### Work task:
In the entries below, how many lines contain the word "communications"? State the number and nothing more.

### Listed records:
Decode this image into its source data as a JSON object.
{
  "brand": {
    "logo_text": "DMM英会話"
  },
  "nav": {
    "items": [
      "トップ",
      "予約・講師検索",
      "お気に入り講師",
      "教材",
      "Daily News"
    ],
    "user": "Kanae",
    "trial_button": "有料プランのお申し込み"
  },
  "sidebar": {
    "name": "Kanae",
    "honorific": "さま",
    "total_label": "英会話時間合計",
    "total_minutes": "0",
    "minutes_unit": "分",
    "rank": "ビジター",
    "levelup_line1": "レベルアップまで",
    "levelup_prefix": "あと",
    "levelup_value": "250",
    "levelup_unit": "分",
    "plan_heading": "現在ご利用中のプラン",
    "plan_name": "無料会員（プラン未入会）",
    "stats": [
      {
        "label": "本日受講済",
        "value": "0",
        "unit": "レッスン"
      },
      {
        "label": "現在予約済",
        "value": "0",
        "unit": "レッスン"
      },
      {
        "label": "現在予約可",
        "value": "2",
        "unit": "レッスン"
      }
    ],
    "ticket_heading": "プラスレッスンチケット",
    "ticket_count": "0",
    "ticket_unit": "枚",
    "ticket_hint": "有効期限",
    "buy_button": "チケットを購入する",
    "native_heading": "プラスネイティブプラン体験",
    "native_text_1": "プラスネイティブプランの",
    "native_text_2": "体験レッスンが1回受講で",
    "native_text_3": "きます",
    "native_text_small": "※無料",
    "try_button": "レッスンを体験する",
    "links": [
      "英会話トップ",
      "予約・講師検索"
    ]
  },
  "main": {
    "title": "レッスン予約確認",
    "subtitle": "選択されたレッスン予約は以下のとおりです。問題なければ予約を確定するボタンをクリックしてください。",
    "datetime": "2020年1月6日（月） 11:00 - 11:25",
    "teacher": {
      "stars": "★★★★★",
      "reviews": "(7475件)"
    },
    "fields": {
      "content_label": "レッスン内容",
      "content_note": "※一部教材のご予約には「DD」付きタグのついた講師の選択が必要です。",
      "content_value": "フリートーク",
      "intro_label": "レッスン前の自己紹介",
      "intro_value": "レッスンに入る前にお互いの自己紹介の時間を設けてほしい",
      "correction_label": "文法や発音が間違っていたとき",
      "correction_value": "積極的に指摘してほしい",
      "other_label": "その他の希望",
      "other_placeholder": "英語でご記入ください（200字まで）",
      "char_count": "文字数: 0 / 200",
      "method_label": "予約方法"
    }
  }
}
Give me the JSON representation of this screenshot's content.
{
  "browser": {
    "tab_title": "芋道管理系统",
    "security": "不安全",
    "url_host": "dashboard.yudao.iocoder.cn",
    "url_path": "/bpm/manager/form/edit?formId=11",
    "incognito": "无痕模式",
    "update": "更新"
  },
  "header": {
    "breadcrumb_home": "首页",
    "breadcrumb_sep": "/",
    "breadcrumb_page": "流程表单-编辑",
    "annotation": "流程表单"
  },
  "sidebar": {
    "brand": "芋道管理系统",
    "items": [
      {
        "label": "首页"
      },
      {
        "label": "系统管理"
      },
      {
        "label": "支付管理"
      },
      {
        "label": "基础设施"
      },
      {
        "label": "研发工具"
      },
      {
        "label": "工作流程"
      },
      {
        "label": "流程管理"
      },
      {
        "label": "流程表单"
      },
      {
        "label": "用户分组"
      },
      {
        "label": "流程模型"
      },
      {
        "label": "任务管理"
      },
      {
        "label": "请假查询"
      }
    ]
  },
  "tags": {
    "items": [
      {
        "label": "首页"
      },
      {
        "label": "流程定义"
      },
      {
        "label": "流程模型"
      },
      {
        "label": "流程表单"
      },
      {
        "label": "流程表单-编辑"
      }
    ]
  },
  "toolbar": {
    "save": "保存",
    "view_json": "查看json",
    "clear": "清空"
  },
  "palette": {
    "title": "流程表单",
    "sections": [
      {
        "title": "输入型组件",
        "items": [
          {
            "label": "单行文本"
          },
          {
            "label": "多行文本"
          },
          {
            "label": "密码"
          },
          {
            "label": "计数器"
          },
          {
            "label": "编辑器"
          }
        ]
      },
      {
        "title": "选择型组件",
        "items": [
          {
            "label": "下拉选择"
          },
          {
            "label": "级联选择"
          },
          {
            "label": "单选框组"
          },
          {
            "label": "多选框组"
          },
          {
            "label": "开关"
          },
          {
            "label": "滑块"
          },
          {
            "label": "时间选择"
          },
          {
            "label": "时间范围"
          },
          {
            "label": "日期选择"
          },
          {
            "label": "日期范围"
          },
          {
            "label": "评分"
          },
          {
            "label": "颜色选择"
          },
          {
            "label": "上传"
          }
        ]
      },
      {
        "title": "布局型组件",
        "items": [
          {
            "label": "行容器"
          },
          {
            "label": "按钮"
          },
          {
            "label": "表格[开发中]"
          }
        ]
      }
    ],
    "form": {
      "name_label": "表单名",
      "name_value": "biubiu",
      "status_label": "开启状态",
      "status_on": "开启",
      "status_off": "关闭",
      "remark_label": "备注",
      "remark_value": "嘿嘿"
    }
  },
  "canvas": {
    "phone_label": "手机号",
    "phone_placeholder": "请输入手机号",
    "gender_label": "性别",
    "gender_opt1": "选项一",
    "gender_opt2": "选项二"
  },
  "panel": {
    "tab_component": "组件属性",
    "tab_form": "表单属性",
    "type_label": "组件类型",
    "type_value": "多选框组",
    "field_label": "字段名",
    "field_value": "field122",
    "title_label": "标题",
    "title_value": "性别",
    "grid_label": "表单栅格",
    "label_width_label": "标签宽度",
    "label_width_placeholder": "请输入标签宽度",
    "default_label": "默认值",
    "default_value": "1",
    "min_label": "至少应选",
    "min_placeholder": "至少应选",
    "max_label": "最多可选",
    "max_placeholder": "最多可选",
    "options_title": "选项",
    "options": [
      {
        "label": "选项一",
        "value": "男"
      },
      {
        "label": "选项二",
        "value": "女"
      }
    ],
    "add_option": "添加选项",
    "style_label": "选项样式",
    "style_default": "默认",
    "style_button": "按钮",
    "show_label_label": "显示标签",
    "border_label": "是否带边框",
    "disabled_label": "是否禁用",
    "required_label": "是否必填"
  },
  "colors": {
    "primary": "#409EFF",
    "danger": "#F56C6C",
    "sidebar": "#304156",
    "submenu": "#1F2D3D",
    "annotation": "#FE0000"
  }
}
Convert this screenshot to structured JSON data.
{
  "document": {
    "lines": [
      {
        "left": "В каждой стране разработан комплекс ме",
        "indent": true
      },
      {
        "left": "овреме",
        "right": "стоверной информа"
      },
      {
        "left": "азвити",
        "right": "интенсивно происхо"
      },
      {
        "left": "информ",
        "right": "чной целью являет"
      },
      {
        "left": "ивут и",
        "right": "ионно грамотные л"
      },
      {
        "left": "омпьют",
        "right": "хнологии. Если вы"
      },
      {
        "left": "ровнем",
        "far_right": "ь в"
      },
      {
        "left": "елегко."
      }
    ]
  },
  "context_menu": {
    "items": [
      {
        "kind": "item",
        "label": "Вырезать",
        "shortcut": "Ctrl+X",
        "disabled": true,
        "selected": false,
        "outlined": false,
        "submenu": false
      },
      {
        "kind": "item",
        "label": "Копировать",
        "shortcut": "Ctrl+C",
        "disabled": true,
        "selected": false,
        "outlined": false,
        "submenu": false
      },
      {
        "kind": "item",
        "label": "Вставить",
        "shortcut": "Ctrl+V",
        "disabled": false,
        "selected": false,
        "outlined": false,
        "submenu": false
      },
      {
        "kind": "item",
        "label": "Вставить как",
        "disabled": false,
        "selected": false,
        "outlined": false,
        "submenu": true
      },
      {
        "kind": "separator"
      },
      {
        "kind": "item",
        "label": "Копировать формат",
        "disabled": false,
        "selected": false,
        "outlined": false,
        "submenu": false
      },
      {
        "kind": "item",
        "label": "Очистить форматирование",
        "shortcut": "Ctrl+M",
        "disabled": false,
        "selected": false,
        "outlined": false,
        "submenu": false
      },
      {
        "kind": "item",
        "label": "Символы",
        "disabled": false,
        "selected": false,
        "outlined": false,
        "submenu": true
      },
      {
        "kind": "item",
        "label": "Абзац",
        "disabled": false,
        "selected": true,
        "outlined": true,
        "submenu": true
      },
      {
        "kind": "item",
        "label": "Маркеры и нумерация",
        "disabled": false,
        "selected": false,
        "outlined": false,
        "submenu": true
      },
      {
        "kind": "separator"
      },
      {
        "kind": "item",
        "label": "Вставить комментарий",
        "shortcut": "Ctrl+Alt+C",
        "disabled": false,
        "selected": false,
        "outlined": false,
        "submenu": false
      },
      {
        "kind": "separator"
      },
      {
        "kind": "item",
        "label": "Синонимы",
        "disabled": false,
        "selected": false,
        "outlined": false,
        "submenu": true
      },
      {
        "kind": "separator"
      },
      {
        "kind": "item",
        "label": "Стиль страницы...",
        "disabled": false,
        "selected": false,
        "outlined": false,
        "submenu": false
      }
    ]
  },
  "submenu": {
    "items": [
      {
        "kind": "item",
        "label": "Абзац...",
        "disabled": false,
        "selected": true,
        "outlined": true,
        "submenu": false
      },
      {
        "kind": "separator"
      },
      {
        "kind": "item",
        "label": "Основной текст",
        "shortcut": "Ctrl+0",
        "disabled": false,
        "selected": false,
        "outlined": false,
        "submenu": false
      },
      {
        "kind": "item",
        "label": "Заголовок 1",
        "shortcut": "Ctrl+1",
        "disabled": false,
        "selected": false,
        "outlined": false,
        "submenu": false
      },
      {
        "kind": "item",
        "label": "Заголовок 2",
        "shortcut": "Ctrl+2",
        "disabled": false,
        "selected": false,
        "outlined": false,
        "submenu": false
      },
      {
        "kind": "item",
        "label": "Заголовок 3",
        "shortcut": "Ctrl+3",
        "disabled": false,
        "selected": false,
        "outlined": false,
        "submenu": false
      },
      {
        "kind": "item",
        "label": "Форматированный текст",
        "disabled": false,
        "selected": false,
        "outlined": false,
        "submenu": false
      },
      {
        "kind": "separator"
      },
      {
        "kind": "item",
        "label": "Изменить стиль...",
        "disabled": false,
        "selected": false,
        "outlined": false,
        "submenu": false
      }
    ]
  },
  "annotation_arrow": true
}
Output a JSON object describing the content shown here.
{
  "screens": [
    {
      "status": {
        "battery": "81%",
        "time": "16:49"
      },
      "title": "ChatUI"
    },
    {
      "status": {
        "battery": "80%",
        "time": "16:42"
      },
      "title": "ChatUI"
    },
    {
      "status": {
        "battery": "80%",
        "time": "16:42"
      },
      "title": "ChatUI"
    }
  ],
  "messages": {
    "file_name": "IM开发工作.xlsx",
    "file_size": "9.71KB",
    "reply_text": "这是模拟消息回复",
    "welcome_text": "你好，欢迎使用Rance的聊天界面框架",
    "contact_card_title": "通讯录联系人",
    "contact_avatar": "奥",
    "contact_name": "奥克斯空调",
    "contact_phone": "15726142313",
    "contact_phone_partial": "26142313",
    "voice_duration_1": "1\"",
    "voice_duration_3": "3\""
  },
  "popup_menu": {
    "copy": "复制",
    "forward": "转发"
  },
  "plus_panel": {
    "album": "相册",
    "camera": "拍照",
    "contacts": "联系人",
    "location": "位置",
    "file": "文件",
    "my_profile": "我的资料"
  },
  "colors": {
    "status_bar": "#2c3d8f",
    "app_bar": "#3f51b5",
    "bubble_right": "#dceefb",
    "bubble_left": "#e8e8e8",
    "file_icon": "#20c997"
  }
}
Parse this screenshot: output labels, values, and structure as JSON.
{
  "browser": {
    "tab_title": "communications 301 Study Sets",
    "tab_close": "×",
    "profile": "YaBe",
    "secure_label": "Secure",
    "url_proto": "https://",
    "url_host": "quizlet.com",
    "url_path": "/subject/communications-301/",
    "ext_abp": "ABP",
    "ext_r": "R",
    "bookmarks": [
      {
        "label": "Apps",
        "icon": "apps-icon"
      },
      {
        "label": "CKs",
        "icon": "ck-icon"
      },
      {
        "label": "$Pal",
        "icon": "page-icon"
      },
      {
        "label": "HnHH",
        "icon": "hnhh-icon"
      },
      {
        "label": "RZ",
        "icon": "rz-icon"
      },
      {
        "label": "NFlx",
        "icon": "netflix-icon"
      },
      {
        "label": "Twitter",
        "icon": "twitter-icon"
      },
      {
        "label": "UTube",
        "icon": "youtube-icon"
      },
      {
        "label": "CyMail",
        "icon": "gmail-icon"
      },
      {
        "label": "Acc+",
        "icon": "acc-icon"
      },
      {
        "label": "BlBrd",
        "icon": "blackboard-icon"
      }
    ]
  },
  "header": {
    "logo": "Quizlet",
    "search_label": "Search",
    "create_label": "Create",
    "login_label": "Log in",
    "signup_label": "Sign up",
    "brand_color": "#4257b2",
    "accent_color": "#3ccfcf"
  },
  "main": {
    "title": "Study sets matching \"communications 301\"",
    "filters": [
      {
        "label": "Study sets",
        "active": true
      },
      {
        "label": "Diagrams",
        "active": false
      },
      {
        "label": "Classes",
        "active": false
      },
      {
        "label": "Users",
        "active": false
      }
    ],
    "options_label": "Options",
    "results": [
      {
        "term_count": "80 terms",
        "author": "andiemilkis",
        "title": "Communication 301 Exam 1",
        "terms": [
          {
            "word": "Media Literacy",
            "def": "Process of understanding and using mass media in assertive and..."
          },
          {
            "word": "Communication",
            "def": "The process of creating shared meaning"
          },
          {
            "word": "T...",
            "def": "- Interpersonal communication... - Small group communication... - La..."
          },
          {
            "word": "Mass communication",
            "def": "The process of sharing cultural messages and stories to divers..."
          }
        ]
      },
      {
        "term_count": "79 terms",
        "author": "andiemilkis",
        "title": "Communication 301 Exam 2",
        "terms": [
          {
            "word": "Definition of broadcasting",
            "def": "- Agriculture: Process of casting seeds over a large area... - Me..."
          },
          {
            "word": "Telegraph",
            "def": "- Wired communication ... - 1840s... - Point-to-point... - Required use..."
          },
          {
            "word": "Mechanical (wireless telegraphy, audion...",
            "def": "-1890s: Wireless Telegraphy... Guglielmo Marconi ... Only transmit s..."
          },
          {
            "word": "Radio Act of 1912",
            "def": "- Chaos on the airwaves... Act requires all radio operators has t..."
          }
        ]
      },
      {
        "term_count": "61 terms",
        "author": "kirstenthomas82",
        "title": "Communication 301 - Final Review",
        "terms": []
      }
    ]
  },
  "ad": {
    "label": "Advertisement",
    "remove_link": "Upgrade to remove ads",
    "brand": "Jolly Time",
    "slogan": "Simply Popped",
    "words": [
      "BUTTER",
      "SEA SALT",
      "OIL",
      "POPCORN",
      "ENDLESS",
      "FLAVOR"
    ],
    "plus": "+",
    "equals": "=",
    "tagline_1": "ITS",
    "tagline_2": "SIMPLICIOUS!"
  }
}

### Solution:
3